*ASSIGNED TASK*:
Please write out each entry that follows, keeping it exactly the same.

*** PROVIDED ENTRIES Section Begins ***

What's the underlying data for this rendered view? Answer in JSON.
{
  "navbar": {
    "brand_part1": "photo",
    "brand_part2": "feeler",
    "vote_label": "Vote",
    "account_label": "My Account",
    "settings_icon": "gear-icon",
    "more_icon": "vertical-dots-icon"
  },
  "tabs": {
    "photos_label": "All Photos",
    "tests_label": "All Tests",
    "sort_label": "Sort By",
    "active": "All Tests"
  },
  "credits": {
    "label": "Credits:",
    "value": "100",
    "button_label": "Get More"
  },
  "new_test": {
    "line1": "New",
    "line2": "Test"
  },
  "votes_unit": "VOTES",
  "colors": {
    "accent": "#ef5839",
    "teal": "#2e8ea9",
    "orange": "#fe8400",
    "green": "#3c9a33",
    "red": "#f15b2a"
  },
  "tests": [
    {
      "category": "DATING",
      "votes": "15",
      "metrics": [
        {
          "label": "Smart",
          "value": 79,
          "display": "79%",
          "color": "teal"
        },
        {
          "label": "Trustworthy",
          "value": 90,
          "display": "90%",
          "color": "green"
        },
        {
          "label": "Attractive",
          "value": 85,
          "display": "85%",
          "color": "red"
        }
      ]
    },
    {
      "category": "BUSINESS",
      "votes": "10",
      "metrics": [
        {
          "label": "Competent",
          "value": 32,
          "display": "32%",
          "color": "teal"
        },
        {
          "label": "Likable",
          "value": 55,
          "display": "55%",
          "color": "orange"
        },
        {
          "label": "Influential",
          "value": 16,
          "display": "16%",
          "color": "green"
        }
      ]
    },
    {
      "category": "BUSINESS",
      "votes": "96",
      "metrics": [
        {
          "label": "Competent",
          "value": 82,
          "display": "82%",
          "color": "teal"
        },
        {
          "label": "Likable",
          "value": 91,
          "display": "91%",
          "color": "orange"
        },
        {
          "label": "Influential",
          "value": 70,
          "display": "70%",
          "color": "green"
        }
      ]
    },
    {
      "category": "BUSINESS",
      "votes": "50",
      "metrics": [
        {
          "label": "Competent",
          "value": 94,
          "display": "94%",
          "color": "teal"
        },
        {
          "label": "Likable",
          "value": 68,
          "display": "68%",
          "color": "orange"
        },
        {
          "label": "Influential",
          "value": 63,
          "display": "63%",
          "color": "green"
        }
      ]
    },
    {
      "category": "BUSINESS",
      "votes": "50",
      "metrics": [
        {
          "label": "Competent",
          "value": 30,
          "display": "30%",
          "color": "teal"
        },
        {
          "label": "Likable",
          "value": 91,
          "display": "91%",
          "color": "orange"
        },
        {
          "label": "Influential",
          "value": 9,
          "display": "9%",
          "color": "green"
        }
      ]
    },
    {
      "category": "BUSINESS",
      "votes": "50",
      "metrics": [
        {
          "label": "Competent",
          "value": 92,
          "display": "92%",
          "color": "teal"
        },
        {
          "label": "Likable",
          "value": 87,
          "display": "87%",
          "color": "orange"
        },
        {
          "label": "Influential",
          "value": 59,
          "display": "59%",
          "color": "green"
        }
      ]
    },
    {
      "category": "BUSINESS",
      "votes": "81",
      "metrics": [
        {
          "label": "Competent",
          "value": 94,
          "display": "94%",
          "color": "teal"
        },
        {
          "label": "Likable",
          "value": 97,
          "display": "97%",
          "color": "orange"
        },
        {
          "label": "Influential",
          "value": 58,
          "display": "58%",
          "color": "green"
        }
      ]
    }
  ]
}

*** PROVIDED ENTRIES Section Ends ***

*ANSWER TO THIS EXERCISE*:
What's the underlying data for this rendered view? Answer in JSON.
{
  "navbar": {
    "brand_part1": "photo",
    "brand_part2": "feeler",
    "vote_label": "Vote",
    "account_label": "My Account",
    "settings_icon": "gear-icon",
    "more_icon": "vertical-dots-icon"
  },
  "tabs": {
    "photos_label": "All Photos",
    "tests_label": "All Tests",
    "sort_label": "Sort By",
    "active": "All Tests"
  },
  "credits": {
    "label": "Credits:",
    "value": "100",
    "button_label": "Get More"
  },
  "new_test": {
    "line1": "New",
    "line2": "Test"
  },
  "votes_unit": "VOTES",
  "colors": {
    "accent": "#ef5839",
    "teal": "#2e8ea9",
    "orange": "#fe8400",
    "green": "#3c9a33",
    "red": "#f15b2a"
  },
  "tests": [
    {
      "category": "DATING",
      "votes": "15",
      "metrics": [
        {
          "label": "Smart",
          "value": 79,
          "display": "79%",
          "color": "teal"
        },
        {
          "label": "Trustworthy",
          "value": 90,
          "display": "90%",
          "color": "green"
        },
        {
          "label": "Attractive",
          "value": 85,
          "display": "85%",
          "color": "red"
        }
      ]
    },
    {
      "category": "BUSINESS",
      "votes": "10",
      "metrics": [
        {
          "label": "Competent",
          "value": 32,
          "display": "32%",
          "color": "teal"
        },
        {
          "label": "Likable",
          "value": 55,
          "display": "55%",
          "color": "orange"
        },
        {
          "label": "Influential",
          "value": 16,
          "display": "16%",
          "color": "green"
        }
      ]
    },
    {
      "category": "BUSINESS",
      "votes": "96",
      "metrics": [
        {
          "label": "Competent",
          "value": 82,
          "display": "82%",
          "color": "teal"
        },
        {
          "label": "Likable",
          "value": 91,
          "display": "91%",
          "color": "orange"
        },
        {
          "label": "Influential",
          "value": 70,
          "display": "70%",
          "color": "green"
        }
      ]
    },
    {
      "category": "BUSINESS",
      "votes": "50",
      "metrics": [
        {
          "label": "Competent",
          "value": 94,
          "display": "94%",
          "color": "teal"
        },
        {
          "label": "Likable",
          "value": 68,
          "display": "68%",
          "color": "orange"
        },
        {
          "label": "Influential",
          "value": 63,
          "display": "63%",
          "color": "green"
        }
      ]
    },
    {
      "category": "BUSINESS",
      "votes": "50",
      "metrics": [
        {
          "label": "Competent",
          "value": 30,
          "display": "30%",
          "color": "teal"
        },
        {
          "label": "Likable",
          "value": 91,
          "display": "91%",
          "color": "orange"
        },
        {
          "label": "Influential",
          "value": 9,
          "display": "9%",
          "color": "green"
        }
      ]
    },
    {
      "category": "BUSINESS",
      "votes": "50",
      "metrics": [
        {
          "label": "Competent",
          "value": 92,
          "display": "92%",
          "color": "teal"
        },
        {
          "label": "Likable",
          "value": 87,
          "display": "87%",
          "color": "orange"
        },
        {
          "label": "Influential",
          "value": 59,
          "display": "59%",
          "color": "green"
        }
      ]
    },
    {
      "category": "BUSINESS",
      "votes": "81",
      "metrics": [
        {
          "label": "Competent",
          "value": 94,
          "display": "94%",
          "color": "teal"
        },
        {
          "label": "Likable",
          "value": 97,
          "display": "97%",
          "color": "orange"
        },
        {
          "label": "Influential",
          "value": 58,
          "display": "58%",
          "color": "green"
        }
      ]
    }
  ]
}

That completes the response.